Provided records >>
+--

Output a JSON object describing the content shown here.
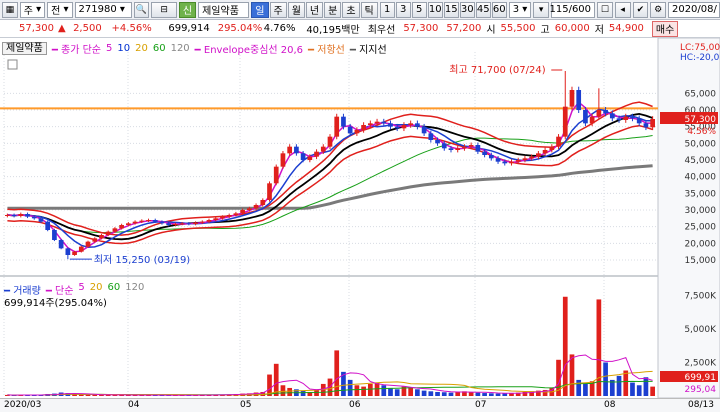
{
  "toolbar": {
    "market_label": "주",
    "all_label": "전",
    "stock_code": "271980",
    "credit_badge": "신",
    "stock_name": "제일약품",
    "periods": [
      "일",
      "주",
      "월",
      "년",
      "분",
      "초",
      "틱"
    ],
    "active_period": "일",
    "intervals": [
      "1",
      "3",
      "5",
      "10",
      "15",
      "30",
      "45",
      "60"
    ],
    "interval_select": "3",
    "count_display": "115/600",
    "date_display": "2020/08/"
  },
  "quote": {
    "price": "57,300",
    "change": "2,500",
    "change_pct": "+4.56%",
    "volume": "699,914",
    "volume_ratio": "295.04%",
    "turnover_ratio": "4.76%",
    "amount": "40,195백만",
    "best_ask_label": "최우선",
    "best_ask": "57,300",
    "best_bid": "57,200",
    "open_label": "시",
    "open": "55,500",
    "high_label": "고",
    "high": "60,000",
    "low_label": "저",
    "low": "54,900",
    "trade_button": "매수"
  },
  "price_legend": {
    "name": "제일약품",
    "ma_label": "종가 단순",
    "ma_periods": [
      "5",
      "10",
      "20",
      "60",
      "120"
    ],
    "ma_colors": [
      "#d010c8",
      "#0030d0",
      "#d8a000",
      "#18a018",
      "#888888"
    ],
    "envelope": "Envelope중심선 20,6",
    "resistance": "저항선",
    "support": "지지선"
  },
  "volume_legend": {
    "label": "거래량",
    "ma_label": "단순",
    "periods": [
      "5",
      "20",
      "60",
      "120"
    ],
    "current": "699,914주(295.04%)"
  },
  "annotations": {
    "high_text": "최고 71,700 (07/24)",
    "low_text": "최저 15,250 (03/19)"
  },
  "price_axis": {
    "lc_label": "LC:75,000",
    "hc_label": "HC:-20,00",
    "ticks": [
      "65,000",
      "60,000",
      "55,000",
      "50,000",
      "45,000",
      "40,000",
      "35,000",
      "30,000",
      "25,000",
      "20,000",
      "15,000"
    ],
    "current_price_tag": "57,300",
    "current_pct_tag": "4.56%"
  },
  "volume_axis": {
    "ticks": [
      "7,500K",
      "5,000K",
      "2,500K"
    ],
    "current_tag": "699,91",
    "avg_tag": "295,04"
  },
  "date_axis": [
    "2020/03",
    "04",
    "05",
    "06",
    "07",
    "08",
    "08/13"
  ],
  "colors": {
    "up": "#e0201c",
    "down": "#1c3fd0",
    "resistance_line": "#ff9a2a",
    "background": "#ffffff"
  },
  "chart_data": {
    "type": "candlestick",
    "x_range": [
      "2020/03",
      "2020/08/13"
    ],
    "y_range_price": [
      12000,
      75000
    ],
    "y_range_volume": [
      0,
      8500000
    ],
    "resistance_level": 60500,
    "high": {
      "value": 71700,
      "date": "07/24"
    },
    "low": {
      "value": 15250,
      "date": "03/19"
    },
    "close_series": [
      28500,
      28200,
      28800,
      28000,
      27500,
      26500,
      24000,
      21000,
      18500,
      16500,
      17500,
      19000,
      20500,
      21500,
      22500,
      23500,
      24500,
      25500,
      26000,
      26500,
      26800,
      27000,
      26500,
      26000,
      25500,
      25800,
      26000,
      25800,
      26200,
      26500,
      27000,
      27500,
      28000,
      28500,
      29000,
      30000,
      30500,
      31500,
      33000,
      38000,
      43000,
      47000,
      49000,
      47000,
      45000,
      46000,
      47500,
      49000,
      52000,
      58000,
      55000,
      53000,
      54000,
      55500,
      56000,
      56500,
      56000,
      55000,
      54500,
      55500,
      56000,
      55000,
      53000,
      51000,
      50000,
      48500,
      48000,
      48500,
      49000,
      49500,
      47500,
      46500,
      45500,
      44500,
      44000,
      44500,
      45000,
      45500,
      46000,
      47000,
      48000,
      49000,
      52000,
      61000,
      66000,
      60000,
      56000,
      58000,
      60000,
      59000,
      57500,
      57000,
      58000,
      57500,
      56000,
      54800,
      57300
    ],
    "volume_series": [
      80000,
      60000,
      90000,
      70000,
      65000,
      75000,
      150000,
      180000,
      260000,
      220000,
      120000,
      100000,
      90000,
      95000,
      80000,
      85000,
      75000,
      80000,
      70000,
      65000,
      60000,
      70000,
      65000,
      60000,
      55000,
      60000,
      65000,
      60000,
      70000,
      75000,
      80000,
      90000,
      100000,
      120000,
      150000,
      180000,
      200000,
      260000,
      300000,
      1600000,
      2400000,
      800000,
      600000,
      500000,
      400000,
      300000,
      500000,
      900000,
      1300000,
      3400000,
      1800000,
      1200000,
      800000,
      700000,
      900000,
      1000000,
      800000,
      600000,
      500000,
      700000,
      650000,
      500000,
      400000,
      350000,
      300000,
      280000,
      250000,
      300000,
      350000,
      280000,
      250000,
      220000,
      200000,
      180000,
      200000,
      220000,
      250000,
      300000,
      350000,
      400000,
      450000,
      600000,
      2700000,
      7400000,
      3100000,
      1200000,
      900000,
      1100000,
      7200000,
      2500000,
      1200000,
      1500000,
      1900000,
      1000000,
      800000,
      1400000,
      699914
    ]
  }
}
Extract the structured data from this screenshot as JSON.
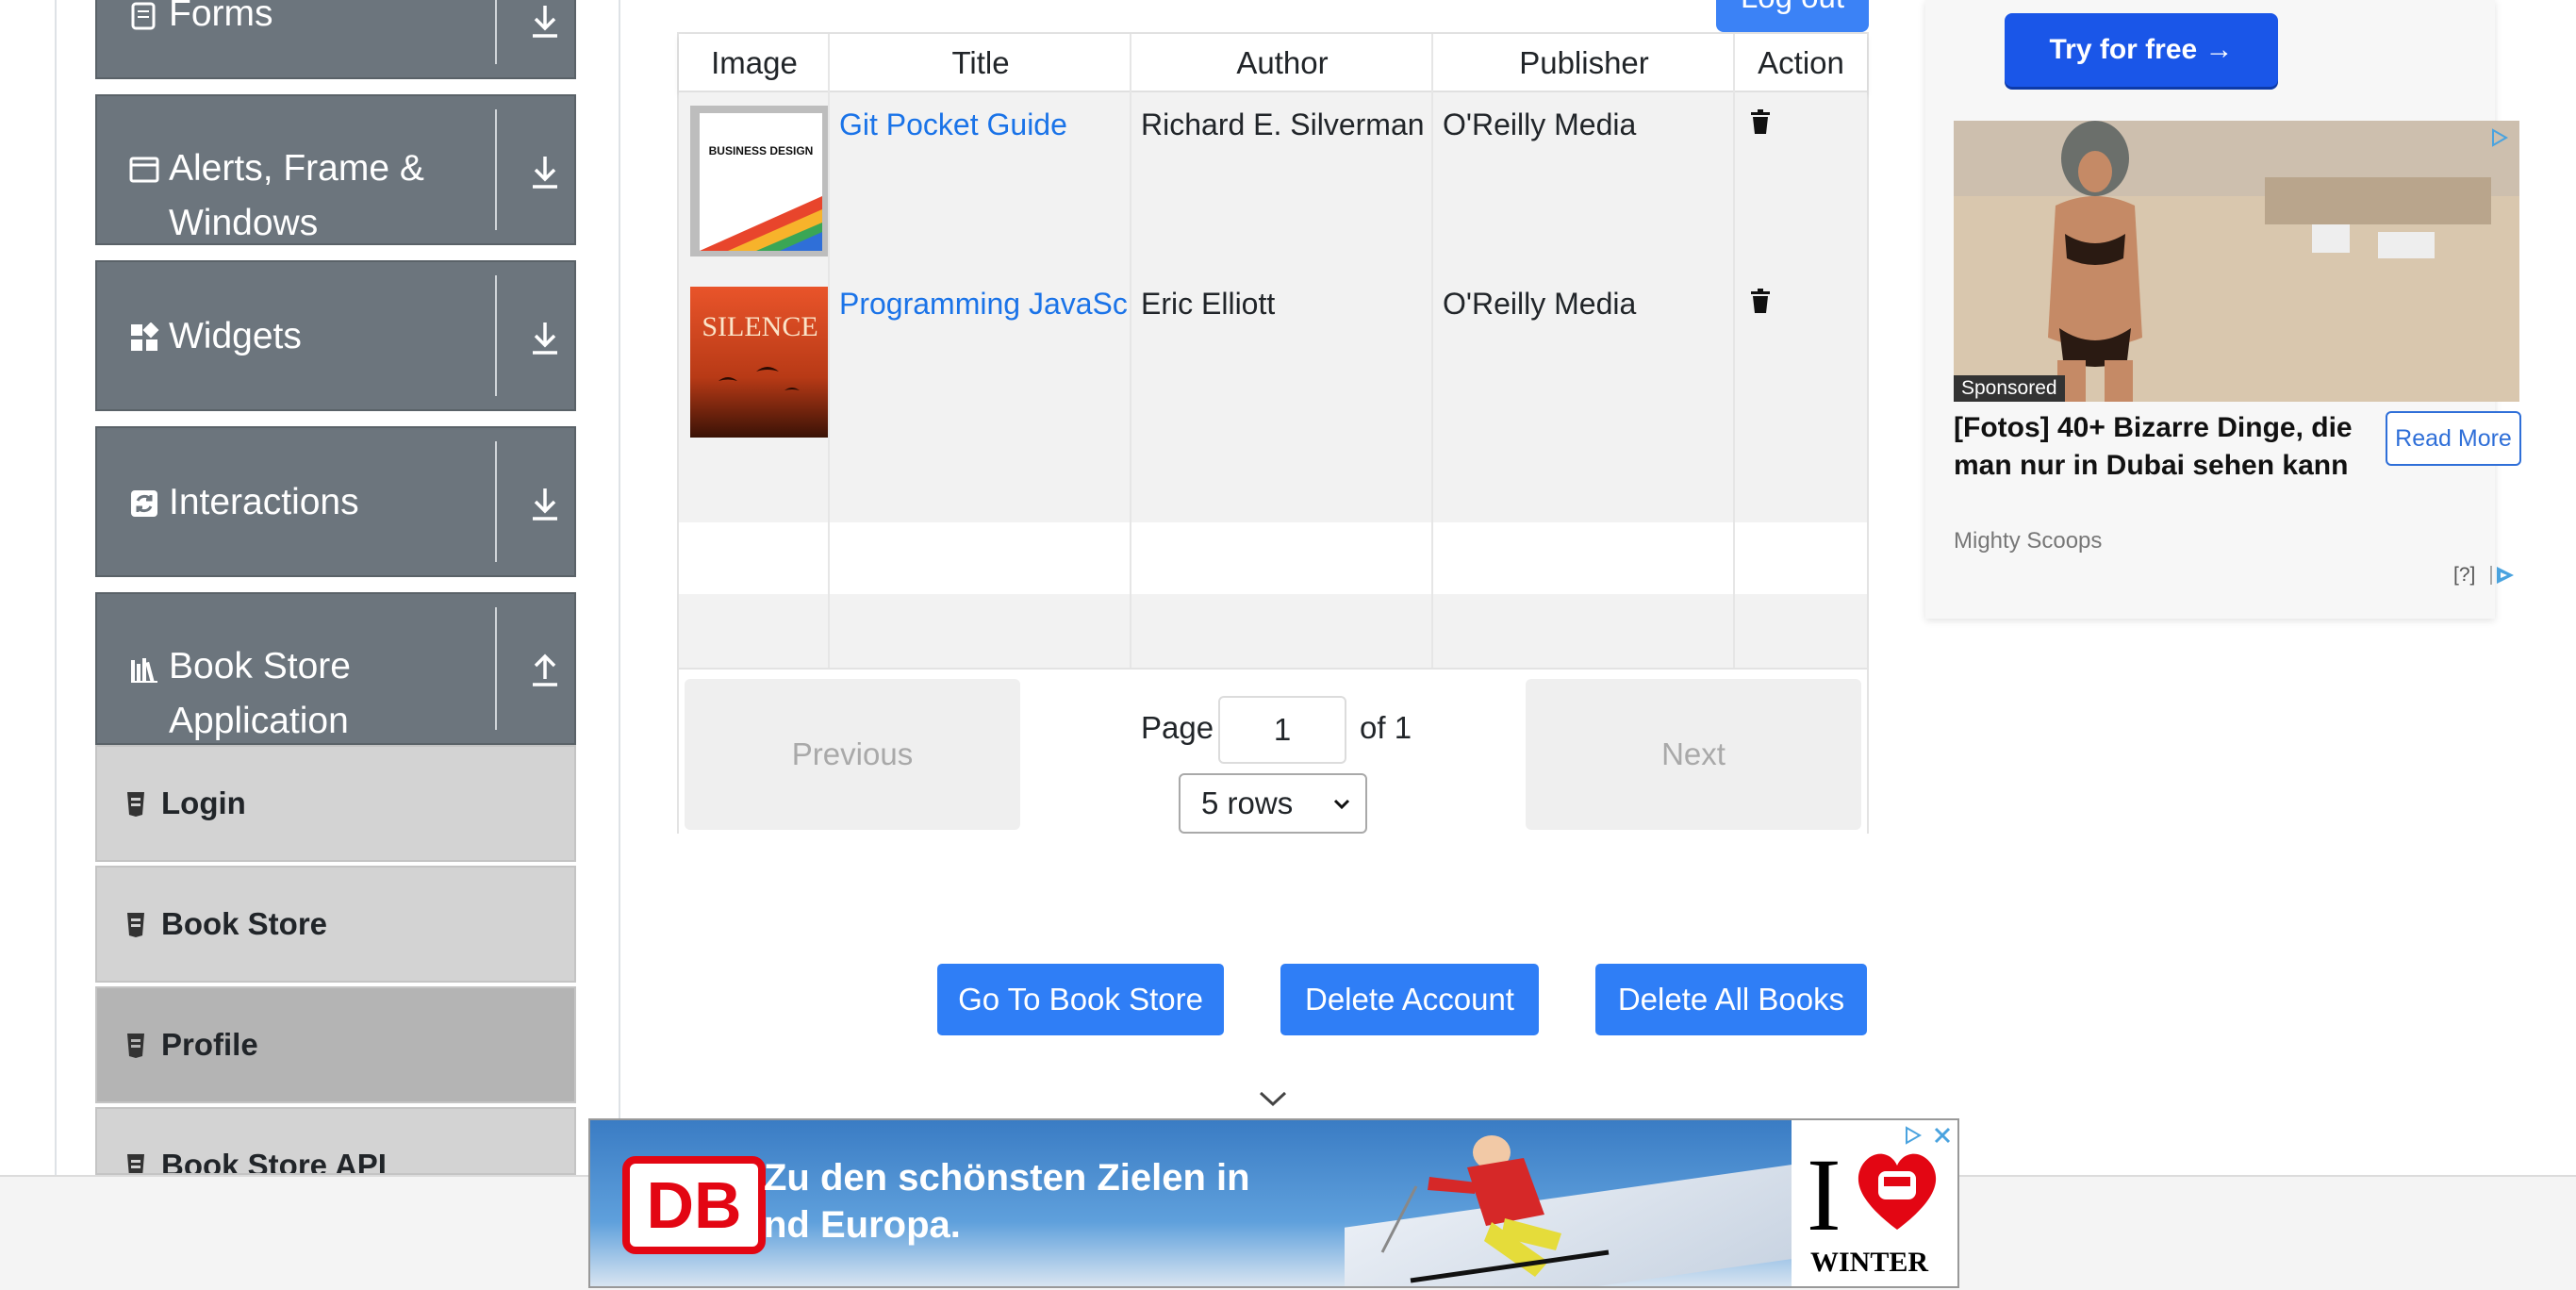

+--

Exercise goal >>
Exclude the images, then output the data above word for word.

Written answer >>
Output a JSON object describing the content shown here.
{
  "toolbar": {
    "market_label": "주",
    "all_label": "전",
    "stock_code": "271980",
    "credit_badge": "신",
    "stock_name": "제일약품",
    "periods": [
      "일",
      "주",
      "월",
      "년",
      "분",
      "초",
      "틱"
    ],
    "active_period": "일",
    "intervals": [
      "1",
      "3",
      "5",
      "10",
      "15",
      "30",
      "45",
      "60"
    ],
    "interval_select": "3",
    "count_display": "115/600",
    "date_display": "2020/08/"
  },
  "quote": {
    "price": "57,300",
    "change": "2,500",
    "change_pct": "+4.56%",
    "volume": "699,914",
    "volume_ratio": "295.04%",
    "turnover_ratio": "4.76%",
    "amount": "40,195백만",
    "best_ask_label": "최우선",
    "best_ask": "57,300",
    "best_bid": "57,200",
    "open_label": "시",
    "open": "55,500",
    "high_label": "고",
    "high": "60,000",
    "low_label": "저",
    "low": "54,900",
    "trade_button": "매수"
  },
  "price_legend": {
    "name": "제일약품",
    "ma_label": "종가 단순",
    "ma_periods": [
      "5",
      "10",
      "20",
      "60",
      "120"
    ],
    "ma_colors": [
      "#d010c8",
      "#0030d0",
      "#d8a000",
      "#18a018",
      "#888888"
    ],
    "envelope": "Envelope중심선 20,6",
    "resistance": "저항선",
    "support": "지지선"
  },
  "volume_legend": {
    "label": "거래량",
    "ma_label": "단순",
    "periods": [
      "5",
      "20",
      "60",
      "120"
    ],
    "current": "699,914주(295.04%)"
  },
  "annotations": {
    "high_text": "최고 71,700 (07/24)",
    "low_text": "최저 15,250 (03/19)"
  },
  "price_axis": {
    "lc_label": "LC:75,000",
    "hc_label": "HC:-20,00",
    "ticks": [
      "65,000",
      "60,000",
      "55,000",
      "50,000",
      "45,000",
      "40,000",
      "35,000",
      "30,000",
      "25,000",
      "20,000",
      "15,000"
    ],
    "current_price_tag": "57,300",
    "current_pct_tag": "4.56%"
  },
  "volume_axis": {
    "ticks": [
      "7,500K",
      "5,000K",
      "2,500K"
    ],
    "current_tag": "699,91",
    "avg_tag": "295,04"
  },
  "date_axis": [
    "2020/03",
    "04",
    "05",
    "06",
    "07",
    "08",
    "08/13"
  ],
  "colors": {
    "up": "#e0201c",
    "down": "#1c3fd0",
    "resistance_line": "#ff9a2a",
    "background": "#ffffff"
  },
  "chart_data": {
    "type": "candlestick",
    "x_range": [
      "2020/03",
      "2020/08/13"
    ],
    "y_range_price": [
      12000,
      75000
    ],
    "y_range_volume": [
      0,
      8500000
    ],
    "resistance_level": 60500,
    "high": {
      "value": 71700,
      "date": "07/24"
    },
    "low": {
      "value": 15250,
      "date": "03/19"
    },
    "close_series": [
      28500,
      28200,
      28800,
      28000,
      27500,
      26500,
      24000,
      21000,
      18500,
      16500,
      17500,
      19000,
      20500,
      21500,
      22500,
      23500,
      24500,
      25500,
      26000,
      26500,
      26800,
      27000,
      26500,
      26000,
      25500,
      25800,
      26000,
      25800,
      26200,
      26500,
      27000,
      27500,
      28000,
      28500,
      29000,
      30000,
      30500,
      31500,
      33000,
      38000,
      43000,
      47000,
      49000,
      47000,
      45000,
      46000,
      47500,
      49000,
      52000,
      58000,
      55000,
      53000,
      54000,
      55500,
      56000,
      56500,
      56000,
      55000,
      54500,
      55500,
      56000,
      55000,
      53000,
      51000,
      50000,
      48500,
      48000,
      48500,
      49000,
      49500,
      47500,
      46500,
      45500,
      44500,
      44000,
      44500,
      45000,
      45500,
      46000,
      47000,
      48000,
      49000,
      52000,
      61000,
      66000,
      60000,
      56000,
      58000,
      60000,
      59000,
      57500,
      57000,
      58000,
      57500,
      56000,
      54800,
      57300
    ],
    "volume_series": [
      80000,
      60000,
      90000,
      70000,
      65000,
      75000,
      150000,
      180000,
      260000,
      220000,
      120000,
      100000,
      90000,
      95000,
      80000,
      85000,
      75000,
      80000,
      70000,
      65000,
      60000,
      70000,
      65000,
      60000,
      55000,
      60000,
      65000,
      60000,
      70000,
      75000,
      80000,
      90000,
      100000,
      120000,
      150000,
      180000,
      200000,
      260000,
      300000,
      1600000,
      2400000,
      800000,
      600000,
      500000,
      400000,
      300000,
      500000,
      900000,
      1300000,
      3400000,
      1800000,
      1200000,
      800000,
      700000,
      900000,
      1000000,
      800000,
      600000,
      500000,
      700000,
      650000,
      500000,
      400000,
      350000,
      300000,
      280000,
      250000,
      300000,
      350000,
      280000,
      250000,
      220000,
      200000,
      180000,
      200000,
      220000,
      250000,
      300000,
      350000,
      400000,
      450000,
      600000,
      2700000,
      7400000,
      3100000,
      1200000,
      900000,
      1100000,
      7200000,
      2500000,
      1200000,
      1500000,
      1900000,
      1000000,
      800000,
      1400000,
      699914
    ]
  }
}
Extract the structured data from this screenshot as JSON.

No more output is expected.